The holiday season should be a time to slow down just a little, to reflect on the successes and challenges that you faced, and the opportunities and possibilities that await you in the new years.  Before you kick off the holidays, we hope that you’ll take some time to work your way through the tips that have been shared, and use our four-step process to map out your own strategy to minimize and even prevent the stress during this holiday season and beyond.

4 Responses to “Preparing for the Holidays – Social + Emotional Intelligence Strategies to send your gremlins packing”

  • Jen Marshall:

    Great reminder about naming the emotion. And the best question for me is how will my reaction to this emotion benefit anyone? If the answer is, “It will not benefit anyone, including myself”, then I work very hard at not responding in a negative manner. Of course this is all easier said than done! But I practice.

  • This is a great reminder for everyone for sure Howard, thank you! I know number one – Acknowledge your feelings- can be a tough one for me sometimes. We are so busy and caught up in life that we tend to just ‘bury’ our true feelings as we don’t want to; cause a problem, be overly sensitive or for so many other reasons. So I remind myself that by acknowleging how I feel I am being “true to myself”. It is who I am.

  • Virg Setzer:

    Howard – Excellent comments on preparing for and managing Holiday Stress. Also, I think another one of the SEI competencies that has a significant impact on our ability to recognize and manage our stress is “Realistic Optimism” which as you know is simply stated as:­ “expecting success rather than failure, seeing an opportunity rather than a threat; seeing others positively; expecting the future to bring positive change, that things will be better.”

    I can personally attest to the importance and value of developing this competency. Very early in my career I was the “nay sayer”, “the half empty glass guy”, a tendency towards “what was wrong”. Over many years I continued to work on and look at the world differently and now for the past 10 to 15 years, I have significantly shifted – in effect greatly increased my competency in Realistic Optimism.
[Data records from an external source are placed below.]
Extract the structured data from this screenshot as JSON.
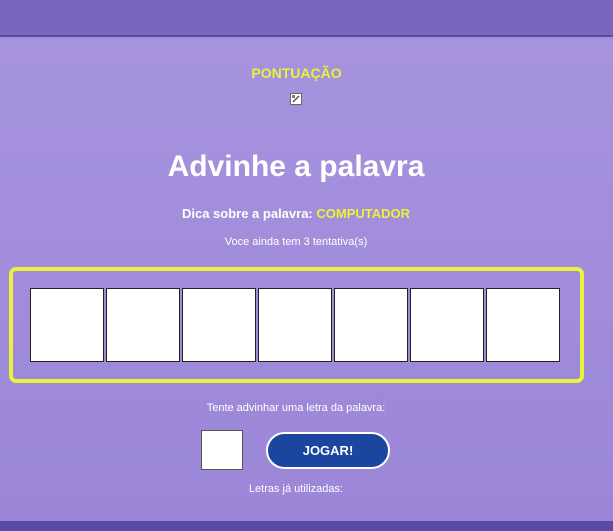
{
  "score": {
    "label": "PONTUAÇÃO",
    "icon": "broken-image-icon"
  },
  "game": {
    "title": "Advinhe a palavra",
    "hint_label": "Dica sobre a palavra:",
    "hint_value": "COMPUTADOR",
    "attempts_text": "Voce ainda tem 3 tentativa(s)",
    "word_letters": [
      "",
      "",
      "",
      "",
      "",
      "",
      ""
    ],
    "guess_prompt": "Tente advinhar uma letra da palavra:",
    "letter_input_value": "",
    "play_label": "JOGAR!",
    "used_letters_label": "Letras já utilizadas:",
    "used_letters": ""
  },
  "colors": {
    "accent_yellow": "#eaf23a",
    "background": "#a08fda",
    "header": "#7a66bf",
    "button": "#1a46a0"
  }
}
This in turn has done wonders for me in recognizing and managing my stress – under all circumstances and especially during potentially high stress periods like the holidays.

    My point – working to improve or increase one’s competency in Realistic Optimism will have a major impact on managing the stress of life as well as many other positive impacts. Of course as we well know improving our SEI competencies is not an event and not instant, but recognizing and working to improve each of these competencies, and including Realistic Optimism will have a very positive impact.


  • Hi Howard:

    You bring up a great point that the holidays are indeed times of greater stress for most of us, me included. Your four step process offers a strategy to help us reflect instead of react to our emotions. I also find that when coaching my clients on emotional self-control, I like to point out that emotions arise in the amygdala, which is the more primal part of the brain that controls our fight/flight response; however, our frontal lobe is where we are able to process rational thought. By giving ourselves more time to reflect, we can avoid impulsive actions that may actually increase our stress. This requires recognizing the emotion when it happens, preventing the amygdala from hijacking us, and allowing our frontal lobe more time to process what is going on.